Pete’s final caving day led him to Stephen’s Gap Cave, a cave with a key-coded parking area. As Pete’s team hiked to enter the cave, they passed a stream plunging into a cave entrance. A little old lady could walk into the second entrance, but Pete’s team took the time to rig and rappel into the entrance down through the heavy spray of a waterfall. Through a series of rope pulldowns, the team descended into a fast-moving stream passage and soaked the cavers. They exited through the first cave entrance.

Zeke then led the TriTrog officer nomination process, and only a single person was nominated for each position. The entire slate was accepted by acclimation, and the other members offered congratulations to the new TriTrog officers:

Chair: Zeke Van Fossen

Vice Chair: Louis Le

Webmaster: Taylor Tibbs

Treasurer: Mike Broome

Secretary: Emily Graham

Zeke mentioned his plans to deliver a program about scenarios in the future.

Discussion turned to the cat formation in southwest Virginia before the meeting closed.

In virtual attendance: Carlin Kartchner, Taylor Tibbs, Stephan Francke, Louis Le, April Nieuwkoop, Mark Daughtridge, Mike Broome, Diana Gietl, Pete Hertl, Lisa Lorenzin, Zeke Van Fossen, Jackson Lemons, Ken Walsh, Martin Groenwegen, Zafir, and Emily Graham

Peter parked at the fairgrounds to witness the eclipse.

When introducing themselves, attendees were asked to name underground cave-adapted creatures they had seen (in real life or on television [no sci fi/fantasy]). The list included crawfish, a translucent salamander in Rehoboth Church Cave, fish in a pool losing pigment, insects with long antenna, bats, swifts, blind fish, Florida cave life (fish and salamanders), jumping teens, troglophile, albino exauto, grotto sculpins, and crayfish too small to eat.

Peter discussed his upcoming trip to Golondrinas Cave in Mexico.

Officers conducted a Zoom poll, and the meeting attendees chose to donate to West Virginia Cave Conservancy again this year as a charity.

The grotto currently has four helmets and lights for loan to members.
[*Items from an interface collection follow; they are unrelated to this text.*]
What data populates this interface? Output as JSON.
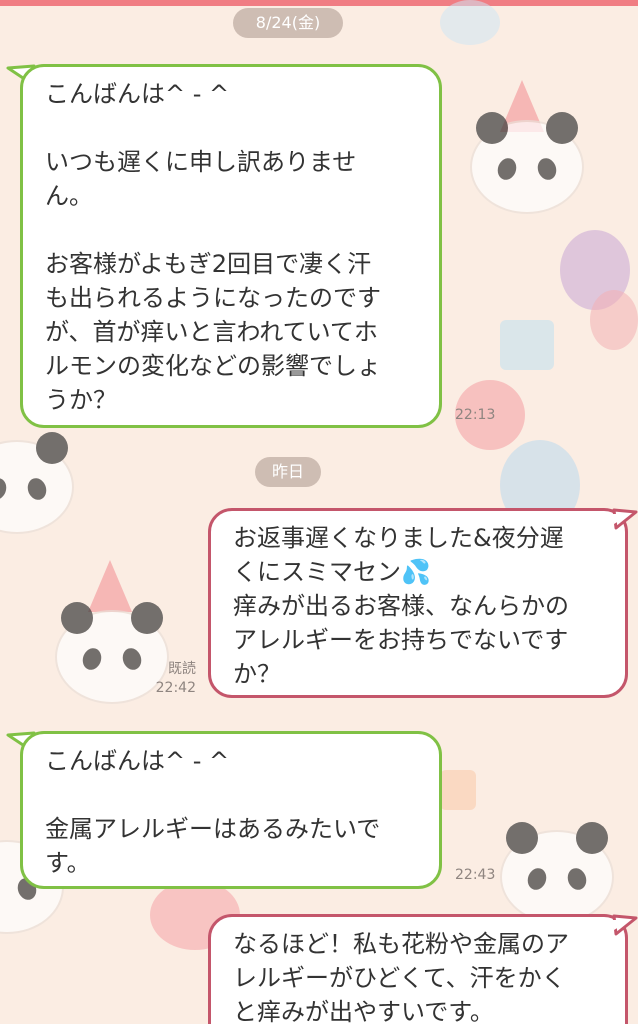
{
  "dates": {
    "first": "8/24(金)",
    "second": "昨日"
  },
  "messages": [
    {
      "direction": "in",
      "text": "こんばんは^ - ^\n\nいつも遅くに申し訳ありませ\nん。\n\nお客様がよもぎ2回目で凄く汗\nも出られるようになったのです\nが、首が痒いと言われていてホ\nルモンの変化などの影響でしょ\nうか？",
      "time": "22:13"
    },
    {
      "direction": "out",
      "text": "お返事遅くなりました&夜分遅\nくにスミマセン💦\n痒みが出るお客様、なんらかの\nアレルギーをお持ちでないです\nか？",
      "read": "既読",
      "time": "22:42"
    },
    {
      "direction": "in",
      "text": "こんばんは^ - ^\n\n金属アレルギーはあるみたいで\nす。",
      "time": "22:43"
    },
    {
      "direction": "out",
      "text": "なるほど！私も花粉や金属のア\nレルギーがひどくて、汗をかく\nと痒みが出やすいです。"
    }
  ],
  "colors": {
    "incoming_border": "#80c145",
    "outgoing_border": "#c4566b",
    "background": "#fbede3"
  }
}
Mike will take recommendations from members about what replacements should be bought and will later focus on possible purchases for the grotto. Discussion of lamps commenced. The Black Diamond brand lamps (Icon) did not last long because the casings broke too easily. Let Diana know if you have recommendations for camping lanterns inside a tent. 

The recommendations included a discussion about eneloop rechargeable batteries that do not corrode.

We discussed the NCRC callout list, and Ken forwarded the email to the grotto members.

No one had trip reports to share, and the next upcoming trip announced will be the Spring Restoration field camp on April 23. Hopefully members will enjoy some caving camaraderie before then.

Zeke Van Fossenn shared a fascinating program entitled Troglomorphy and Cave Fishes. It sparked many questions and references to old musical bands (Dire Straits and Styx).